In the letter, Borrell emphasizes that appropriate procedures were not followed, as published in media such as The Guardian. Diplomatic sources admit to La Vanguardia that several countries during the meetings after the signing of the agreement in July, as well as at the meeting of Foreign Ministers, showed their concern because the usual legal procedures had not been followed and asked that it not be repeated. occur in the future, even more so when the agreement is intended to serve as a basis for closing similar pacts with other countries in the region, such as Egypt.

According to the rules, the European Commission must first consult the Member States and although the governments have supported the issue of addressing “strategic pacts” with third countries, they have shown their disagreement for not knowing all the details in advance and considered that they should to have been more involved in the signing of the pact.
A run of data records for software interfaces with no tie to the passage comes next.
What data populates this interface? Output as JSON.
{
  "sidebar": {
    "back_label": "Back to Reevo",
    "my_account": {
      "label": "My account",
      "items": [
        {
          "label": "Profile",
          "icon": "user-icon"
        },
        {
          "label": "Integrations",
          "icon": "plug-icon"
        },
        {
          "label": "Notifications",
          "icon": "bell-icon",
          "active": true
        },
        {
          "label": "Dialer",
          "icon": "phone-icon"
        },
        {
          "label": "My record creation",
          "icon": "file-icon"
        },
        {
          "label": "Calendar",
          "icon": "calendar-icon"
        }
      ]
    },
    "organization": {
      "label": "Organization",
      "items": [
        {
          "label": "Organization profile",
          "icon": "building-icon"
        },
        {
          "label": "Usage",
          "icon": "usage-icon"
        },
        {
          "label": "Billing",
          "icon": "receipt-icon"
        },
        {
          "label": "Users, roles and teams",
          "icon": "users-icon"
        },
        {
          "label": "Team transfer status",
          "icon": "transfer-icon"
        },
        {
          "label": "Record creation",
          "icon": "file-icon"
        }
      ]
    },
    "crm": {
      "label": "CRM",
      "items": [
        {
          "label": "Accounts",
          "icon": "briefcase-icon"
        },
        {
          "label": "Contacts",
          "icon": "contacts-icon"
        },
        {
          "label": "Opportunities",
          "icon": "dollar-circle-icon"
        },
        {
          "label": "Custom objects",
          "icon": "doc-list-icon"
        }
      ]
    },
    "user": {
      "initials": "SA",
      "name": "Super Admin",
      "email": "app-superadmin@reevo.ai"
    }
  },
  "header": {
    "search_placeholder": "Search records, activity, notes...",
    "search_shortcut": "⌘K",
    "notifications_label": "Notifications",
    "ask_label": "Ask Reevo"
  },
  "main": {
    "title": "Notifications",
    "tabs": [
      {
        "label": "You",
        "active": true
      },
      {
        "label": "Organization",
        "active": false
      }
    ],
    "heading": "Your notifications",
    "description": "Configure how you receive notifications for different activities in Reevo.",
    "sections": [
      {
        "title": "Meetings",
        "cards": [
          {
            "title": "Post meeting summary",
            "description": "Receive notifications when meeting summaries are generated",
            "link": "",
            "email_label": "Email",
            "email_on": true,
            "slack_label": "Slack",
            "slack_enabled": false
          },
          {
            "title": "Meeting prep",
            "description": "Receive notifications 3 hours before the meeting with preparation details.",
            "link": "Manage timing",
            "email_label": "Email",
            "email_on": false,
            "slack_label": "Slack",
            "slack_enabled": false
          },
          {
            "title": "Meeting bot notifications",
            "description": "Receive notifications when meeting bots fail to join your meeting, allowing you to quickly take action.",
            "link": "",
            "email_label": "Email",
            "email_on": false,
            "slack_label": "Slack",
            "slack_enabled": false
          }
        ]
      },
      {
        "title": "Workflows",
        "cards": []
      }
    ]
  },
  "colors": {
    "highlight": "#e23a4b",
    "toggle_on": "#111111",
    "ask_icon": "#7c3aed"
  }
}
Likewise, other countries such as Belgium and Germany have also expressed their doubts not only because they were not consulted enough, but also because of respect for Human Rights, which has been highly questioned by the authoritarian drift of the Kais Saied government.

However, the European Commission has rejected the criticism and assures that the institution consulted and always involved the countries before signing the pact. A spokeswoman added that “throughout the process” the Council was informed and the first contact took place on April 19 and conversations continued until the agreement was closed.

The pact reached with Tunisia is divided into five pillars very focused on the economy, ecological transition and migration management. With the commitment of 150 million euros to offer immediate liquidity; also more than 300 million for renewable energy projects; and, finally, 105 million euros for border management, with the sending of equipment, such as drones and rescue boats.

After a visit to the island of Lampedusa this weekend, where 10,000 people arrived in three days, the Italian Prime Minister asked Von der Leyen to accelerate aid to the country to prevent more people from Tunisia reaching the Italian coasts.

But the doubts generated by respect for international and humanitarian laws hover over the agreement, the European Ombudsman, Emily O'Reilly, sent a letter last week to Ursula Von der Leyen to request more information on how the European Commission will ensure that human rights will be respected in the country, especially in the management of migration.

Likewise, Tunisia vetoed the entry of a European Parliament delegation scheduled for last week made up of five MEPs to learn first-hand about the democratic situation in the country and respect for Human Rights, and to learn more details of the agreement with the Union. European. “A decision without precedent since the democratic revolution in 2011,” the delegation condemned in a statement.